  • Triadic colours - Equidistant on the wheel, like red, yellow and blue. This combination provides strong visual contrast. Triadic colours are vibrant yet balanced.

Choosing Colours for the Space and Lighting

The size and lighting of a room should also inform your colour choices. Dark colours tend to feel dreary and confining in small spaces with limited natural light. Pale neutrals or light blues and greens often work better in those cases.

North-facing rooms with little direct sun call for bright, warm paint colours to compensate. Yellows, oranges, and reds add energy. South or west-facing spaces with abundant light can handle deeper, cooler hues without feeling too dark and dramatic.

Interior lighting matters too. Yellow or green walls will complement warm incandescent bulbs, while cool LED lighting works nicely with blues and purples. Be sure to test your colours with both natural and artificial light to see the full effect.

Testing Potential Paint Colours

When you've narrowed down the options, purchase sample sizes of your top picks. Paint strips only provide so much information. You need to view larger swatches in the actual room to make the best decision.

Follow these tips for properly testing paint colours:

  • Paint 2x2 foot squares directly on the wall and let them fully dry. This shows the real colour better than tiny strips.
  • Check the samples at different times of day and seasons. Natural light changes the appearance.
  • View colours from across the room and up close. They may seem different at various distances.
  • Paint samples on multiple walls. Colours look different on each wall surface.
  • Compare samples next to trim/furnishings to ensure everything complements.
  • Use an entire sample can to paint a whole wall if you're still uncertain.

Don't rush into a final paint purchase until you've seen the swatches on your walls under real lighting conditions. Take your time with this important step.

Finding Colour Inspiration

If you need some inspiration before selecting paint swatches, look for ideas in the following places:

  • Interior design magazines - Flip through back issues or blogs to see what's trending. Create a mood board of appealing rooms.
  • Model homes - Builder showrooms showcase the latest popular paint colours in staged rooms. Take photos for reference.
  • Online images - Search "living room colour schemes" or "bedroom paint colours" to find what appeals to you visually. Save favourites.
  • Fabrics/furniture - Choose a colour from an area rug, sofa, or other furnishings you want to build around. Matching paint to existing items brings unity.
  • Nature - Think of shades seen in your favourite landscape or flower that evoke positive feelings. Mimic the outdoors.

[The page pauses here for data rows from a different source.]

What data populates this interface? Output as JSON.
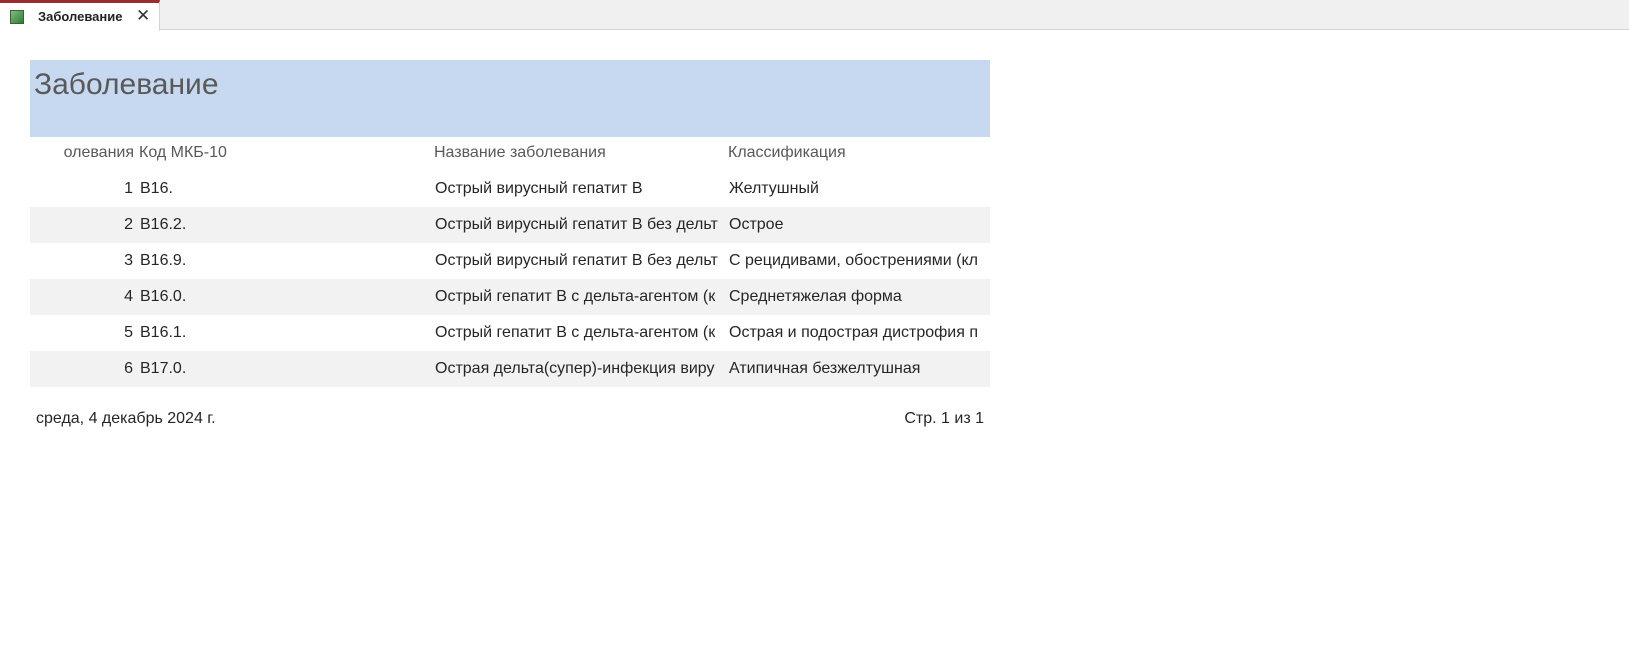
{
  "tab": {
    "label": "Заболевание",
    "icon": "report-icon",
    "close_icon": "close-icon"
  },
  "report": {
    "title": "Заболевание",
    "columns": {
      "num": "олевания",
      "code": "Код МКБ-10",
      "name": "Название заболевания",
      "classification": "Классификация"
    },
    "rows": [
      {
        "num": "1",
        "code": "B16.",
        "name": "Острый вирусный гепатит В",
        "classification": "Желтушный"
      },
      {
        "num": "2",
        "code": "B16.2.",
        "name": "Острый вирусный гепатит В без дельт",
        "classification": "Острое"
      },
      {
        "num": "3",
        "code": "B16.9.",
        "name": "Острый вирусный гепатит В без дельт",
        "classification": "С рецидивами, обострениями (кл"
      },
      {
        "num": "4",
        "code": "B16.0.",
        "name": "Острый гепатит В с дельта-агентом (к",
        "classification": "Среднетяжелая форма"
      },
      {
        "num": "5",
        "code": "B16.1.",
        "name": "Острый гепатит В с дельта-агентом (к",
        "classification": "Острая и подострая дистрофия п"
      },
      {
        "num": "6",
        "code": "B17.0.",
        "name": " Острая дельта(супер)-инфекция виру",
        "classification": "Атипичная безжелтушная"
      }
    ],
    "footer": {
      "date": "среда, 4 декабрь 2024 г.",
      "page": "Стр. 1 из 1"
    }
  },
  "colors": {
    "header_band": "#c6d9f0",
    "tab_accent": "#9b2d30",
    "alt_row": "#f2f2f2"
  }
}
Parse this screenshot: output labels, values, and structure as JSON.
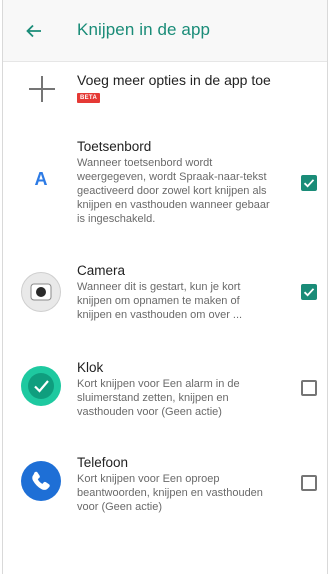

You can pull colours from almost anything. Don't be afraid to get creative as you explore the possibilities.

Current Paint Colour Trends

If you want to choose fashionable hues, consider incorporating these current colour trends for 2023 in your home:

  • Earthy neutrals like beige, brown and taupe
  • Sage green and forest-inspired shades
  • Warm terracotta, rust and brick red
  • All shades of blue from pale to cobalt
  • Bold black in dramatic accent walls or trim

Vintage colour palettes also remain popular this year. Think muted rose, soft yellow, sage and moody jade. Gray and white remain classic choices that stand the test of time.

Paint It Right

Choosing paint colours may seem daunting at first. But armed with some colour psychology knowledge, an understanding of colour harmonies, and tips for properly sampling shades, you can make paint decisions you'll love.

Remember to:

  • Consider the mood you want to create and how the colours will look in your space's unique lighting.
  • Experiment with paint samples at different times and locations before fully committing.
  • Draw inspiration from design trends and colours seen in your existing furnishings and favourites found in nature or decor.

Trust your instincts, embrace the process, and have fun with it! For more decorating ideas and inspiration, explore the other posts in our interior design blog series. What paint projects are you tackling next?

Author Name
La Redoute,